I have always believed in setting high expectations for my students and for myself, and doing everything I can to ensure that we meet these expectations, but Twitter has helped me bring these expectations to a whole new level. When I first signed up for Twitter back in August, I was amazed by what other educators were doing with their classes. I started to follow @zbpipe and @kathycassidy, and both of them were doing incredible things in their classrooms and both with very different age groups too. I always thought that I ran a strong program, but I was beginning to think that I could do so much more.
I used Twitter to keep up-to-date with the tools that these educators were using with their classes, and I started to follow even more educators from Canada, the United States, Australia, and England to see what they were doing too. Every time I heard about a new resource, I investigated it, and thought about how I might be able to use it in my classroom. I then slowly started to weave these tools into my program. It started with Skype, then Google Docs, then Wallwisher, then VoiceThread, then Diigo, then Evernote, and then Crocodoc. Finally I started using Posterous and Kidblog to blog with my students, and Audacity to record podcasts.
Every time that I try something new, I am fearful that it won’t work, and sometimes it doesn’t, but then I make changes to my plan and try again. This has not just been a great learning opportunity for me, but also for my students. They are seeing the value in persevering, being willing to make mistakes, and learning from these mistakes. When the year started, I would use the SMART Board and the computers down in my classroom and up in the lab, and when things did not go as planned, there was constantly a chorus of, “Miss Dunsiger, I need help!” This is not the case any more though. Now the students are starting to help each other and have learned some troubleshooting options to even help themselves when things do not go as planned. Incorporating technology into the classroom has been an incredible transformation for all of us!
This learning curve has also helped me further increase my expectations for my students. A couple of weeks ago, I wanted to have my students complete a Wordle for their Friday Journal, but I knew that I would not get all of the Wordles printed and to the students before the end of the school day. I decided that I was going to have my students embed their Wordles on their blogs. Was I crazy? Possibly. To help make this activity more successful though, I took screenshots of the steps and photocopied these screenshots for each of my students. I put the screenshots on the SMART Board, and we went through the process one step at a time. The students helped read the instructions and complete the steps. There was a lot to do, but my class was excited to try something new. Being that this was the first time completing this activity, I did have to help some students and one student had to try hers again, but before the children left on the Friday, all of them had a Wordle embedded in their blog and I didn’t do any of them. Success!

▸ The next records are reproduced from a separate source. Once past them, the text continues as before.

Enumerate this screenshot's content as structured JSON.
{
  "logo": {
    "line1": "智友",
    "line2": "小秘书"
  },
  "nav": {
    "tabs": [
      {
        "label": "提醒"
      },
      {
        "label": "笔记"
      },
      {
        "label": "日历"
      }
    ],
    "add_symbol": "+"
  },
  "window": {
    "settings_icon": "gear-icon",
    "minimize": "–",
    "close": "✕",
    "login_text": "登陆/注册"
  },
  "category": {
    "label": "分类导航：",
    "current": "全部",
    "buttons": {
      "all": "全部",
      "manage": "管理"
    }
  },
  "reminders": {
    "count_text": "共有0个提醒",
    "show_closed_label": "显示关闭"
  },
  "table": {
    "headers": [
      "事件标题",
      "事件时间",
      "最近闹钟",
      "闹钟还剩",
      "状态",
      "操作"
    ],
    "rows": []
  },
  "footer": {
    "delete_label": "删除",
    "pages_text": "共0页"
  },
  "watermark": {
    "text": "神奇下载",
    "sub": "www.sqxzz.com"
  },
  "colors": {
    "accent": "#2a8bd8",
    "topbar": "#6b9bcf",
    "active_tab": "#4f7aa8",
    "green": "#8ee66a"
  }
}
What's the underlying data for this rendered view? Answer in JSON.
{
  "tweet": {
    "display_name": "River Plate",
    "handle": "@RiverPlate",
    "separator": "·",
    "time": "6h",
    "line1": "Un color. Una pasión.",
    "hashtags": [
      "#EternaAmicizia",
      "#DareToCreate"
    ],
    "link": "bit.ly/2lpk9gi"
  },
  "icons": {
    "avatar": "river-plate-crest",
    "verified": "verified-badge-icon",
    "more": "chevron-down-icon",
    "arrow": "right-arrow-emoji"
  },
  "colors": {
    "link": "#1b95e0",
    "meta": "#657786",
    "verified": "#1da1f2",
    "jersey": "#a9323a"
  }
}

My students continued to amaze me though. Towards the end of the following week, I had some students blogging on the computers again, and two of them wanted to make another Wordle to embed in their blog. A parent volunteer was working out in the pod, and she was as wide-mouthed as me when one child leaned over to another one and said, “All you need to do is save your Wordle, copy the code, right-click, choose Copy, open up your Kidblog, click on the HMTL Tab (okay, it should have been HTML Tab), right-click, and choose Paste. Then give your post a Title.” Are you kidding me?!?! This child knew all of the steps, knew the terminology, and used his knowledge to help another child: team-work at its finest! I have never been so proud.
Then this Friday, I wanted my students to use the adjectives that they came up with earlier in the week to write a description of their monsters. I set-up GoogleDocs for them to use. Their descriptions were incredible! The students use their dictionaries and the adjective list to check their work for spelling, self-edited and peer-edited to check their work for punctuation, and used amazing adjectives to really make their work the best that it could be. I know that the students discussed their ideas before writing their descriptions, and I know that some of the students used the same ideas too, but oral language is the backbone of writing, and I want to encourage this meaningful talk and exchange of ideas. Children learn from each other, and when I watch my students use these tools in the classroom, I know that they are developing their skills thanks to help from their peers.
Based on what my students wrote me this week, I know that they are ready to start Storybird next week. @kathycassidy showed me the incredible things that Grade 1’s can do on Storybird through her blog post, and I plan on sharing her student examples to encourage my students to do their best work too. I can’t wait to see what they produce! I know that they will produce amazing stories too, as with high expectations, there is nothing that these students can’t do!
I realize that all of the examples that I included here are of writing using technology, but I also know that there are great examples of teachers having high expectations for their students and never using technology with them. Please share your greatest success story where you set the bar high and the students delivered, as I think that it is these success stories that continue to motivate us.
Looking forward to reading about your experiences too!